Three Mile Island future important to Pennsylvania
Any Pennsylvania resident who has watched the state’s financial fortunes worsen over the past decade probably wonders how the owner of the Three Mile Island nuclear power plant near Harrisburg can be so naive to think that the commonwealth is capable of providing financial aid to the facility anytime soon.
During the winter, when the still-uncompleted 2017-18 budget-preparation exercise began, the state’s deficit was estimated to be about
$3 billion. Now, less than a month before the June 30 budget-preparation deadline, there’s still no concrete evidence that the state government’s legislative and executive branches have made significant progress in reducing that troubling number.
Still, Chicago-based energy company Exelon Corp., TMI’s owner, is threatening to close the plant in 2019, unless it receives government aid.
TMI has been unprofitable for years, and last month it was dealt another setback.
For the third year in a row, it didn’t find an advance buyer for its electricity in a regional power auction for the years 2020 and 2021.
On Wednesday, the Wall Street Journal reported that Exelon would accelerate the plant’s retirement unless it received a commitment of federal or state money.
The prospects for any money from Washington are unknown, but up to now Pennsylvania has been reluctant to subsidize it, as some states have done to keep their nuclear facilities operating.
The Journal quoted Exelon Chief Executive Chris Crane, who said, “Like New York and Illinois before it, (Pennsylvania) has an opportunity to take a leadership role by implementing a policy solution to preserve its nuclear-energy facilities.”
However, responses to that comment by state residents who realize the financial challenges Pennsylvania is facing might be “Fat chance” or “Don’t hold your breath.”
According to the Journal, TMI would be at least the fifth U.S. nuclear facility targeted for closing by 2025. Meanwhile, four other plants have closed during the past four years. The five proposed closings would shorten the nation’s nuclear power plant roster to about 60 facilities.
Across America, nuclear plants are facing stiff competition from other electricity sources, especially plants powered by natural gas.
As Pennsylvania is well aware, hydraulic fracturing, also known as fracking, has unlocked huge quantities of natural gas, both here and in some other states.
For the third year in a row, passage of a severance tax on natural gas drilling is a priority of Gov. Tom Wolf but, as it’s done for the 2015-16 and 2016-17 fiscal years, the Legislature won’t bow to the governor’s wish for 2017-18, fearing that the industry would curtail its Keystone State activity.
On the issue of nuclear power plants’ demise, there’s a point to consider:
Without nuclear power as a competitive source, would power customers someday face significantly higher electricity bills, since competition helps to keep prices reasonable?

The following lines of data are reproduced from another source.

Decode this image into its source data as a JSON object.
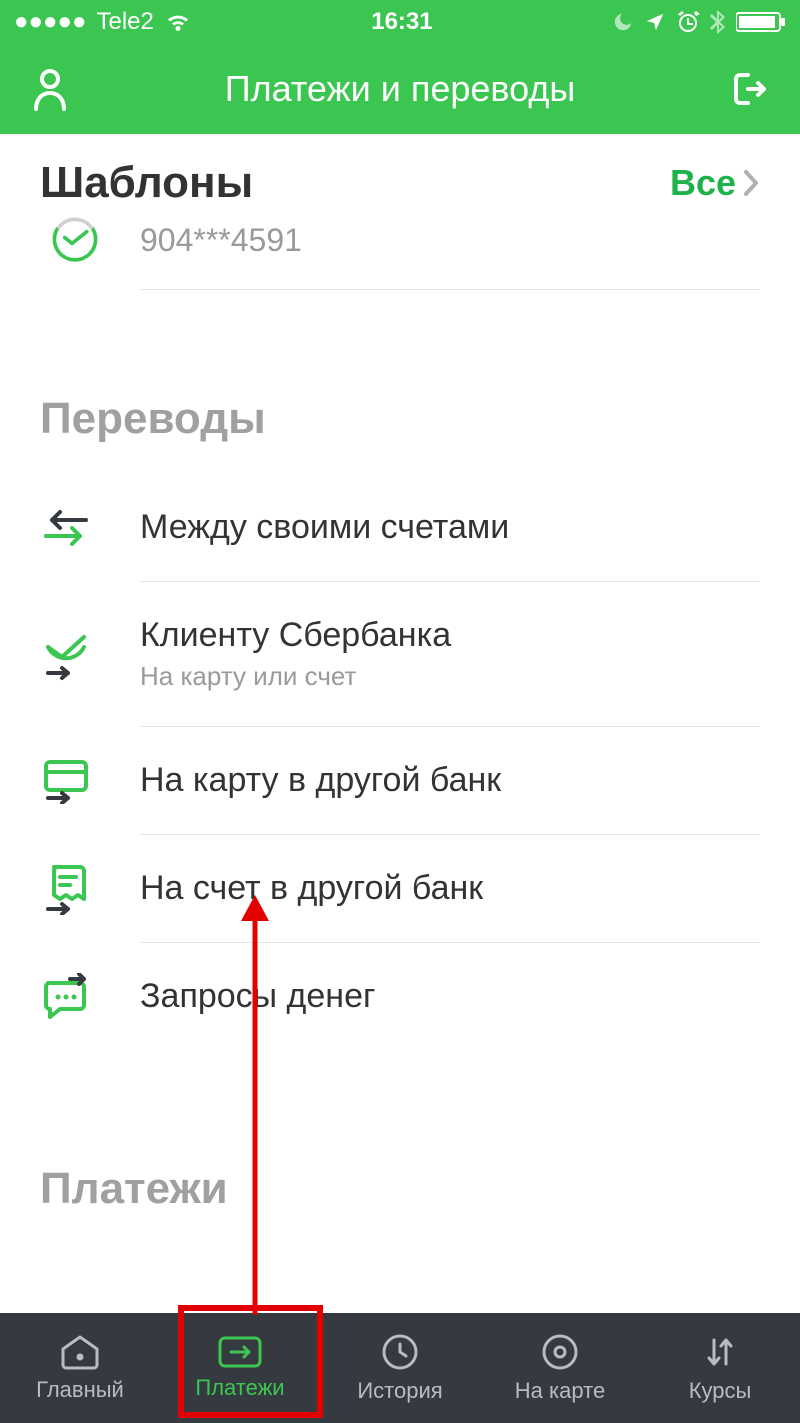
{
  "status": {
    "carrier": "Tele2",
    "time": "16:31"
  },
  "nav": {
    "title": "Платежи и переводы"
  },
  "templates": {
    "title": "Шаблоны",
    "all_label": "Все",
    "item_number": "904***4591"
  },
  "transfers": {
    "title": "Переводы",
    "items": [
      {
        "title": "Между своими счетами",
        "sub": ""
      },
      {
        "title": "Клиенту Сбербанка",
        "sub": "На карту или счет"
      },
      {
        "title": "На карту в другой банк",
        "sub": ""
      },
      {
        "title": "На счет в другой банк",
        "sub": ""
      },
      {
        "title": "Запросы денег",
        "sub": ""
      }
    ]
  },
  "payments": {
    "title": "Платежи"
  },
  "tabs": [
    {
      "label": "Главный"
    },
    {
      "label": "Платежи"
    },
    {
      "label": "История"
    },
    {
      "label": "На карте"
    },
    {
      "label": "Курсы"
    }
  ]
}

According to federal data, nuclear power generated 20 percent of U.S. electricity in 2016; natural gas, 34 percent; and coal, 30 percent, with the rest coming from renewable resources such as hydroelectric dams.
Several nuclear plants are under construction in the southern United States, but they’re behind schedule, billions of dollars over budget, and not without uncertainties.
The closing of TMI would be a blow to this state, just like diminished activity by the natural gas industry.
Pennsylvania’s leaders are dealing with another difficult budget-preparation process, but they shouldn’t ignore TMI’s plight and future.